|International Classification||H03L7/18, H03L7/099|
|Cooperative Classification||H03L2207/06, H03L7/099, H03L7/18|
|European Classification||H03L7/18, H03L7/099|
|Sep 27, 1999||AS||Assignment|
Owner name: MOTOROLA, INC., A DELAWARE CORPORATION, ILLINOIS
Free format text: ASSIGNMENT OF ASSIGNORS INTEREST;ASSIGNORS:AVANIC, BRANKO;MCKINNEY, JOHN K.;POGGIALI, FRANK A.;REEL/FRAME:010282/0432
Effective date: 19990921
|Jun 29, 2004||FPAY||Fee payment|
Year of fee payment: 4
|Jul 1, 2008||FPAY||Fee payment|
Year of fee payment: 8
|Apr 6, 2011||AS||Assignment|
Effective date: 20110104
Owner name: MOTOROLA SOLUTIONS, INC., ILLINOIS
Free format text: CHANGE OF NAME;ASSIGNOR:MOTOROLA, INC;REEL/FRAME:026081/0001

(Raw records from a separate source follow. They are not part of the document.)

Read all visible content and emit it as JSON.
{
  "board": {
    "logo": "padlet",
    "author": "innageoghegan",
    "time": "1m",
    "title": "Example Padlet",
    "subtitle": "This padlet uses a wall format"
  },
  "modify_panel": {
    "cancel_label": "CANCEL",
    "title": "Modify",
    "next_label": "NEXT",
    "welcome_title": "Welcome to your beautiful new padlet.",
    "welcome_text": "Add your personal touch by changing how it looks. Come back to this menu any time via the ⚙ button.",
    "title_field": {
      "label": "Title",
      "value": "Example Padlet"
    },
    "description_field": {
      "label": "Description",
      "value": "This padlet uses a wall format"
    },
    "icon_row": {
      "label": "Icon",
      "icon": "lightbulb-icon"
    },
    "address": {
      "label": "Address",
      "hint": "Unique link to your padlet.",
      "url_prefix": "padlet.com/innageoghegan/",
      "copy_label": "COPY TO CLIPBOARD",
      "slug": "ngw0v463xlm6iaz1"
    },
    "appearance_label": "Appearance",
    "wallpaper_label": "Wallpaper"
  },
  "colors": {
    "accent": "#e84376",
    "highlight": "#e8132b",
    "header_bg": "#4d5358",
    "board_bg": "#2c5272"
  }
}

|Jul 25, 2012||FPAY||Fee payment|
Year of fee payment: 12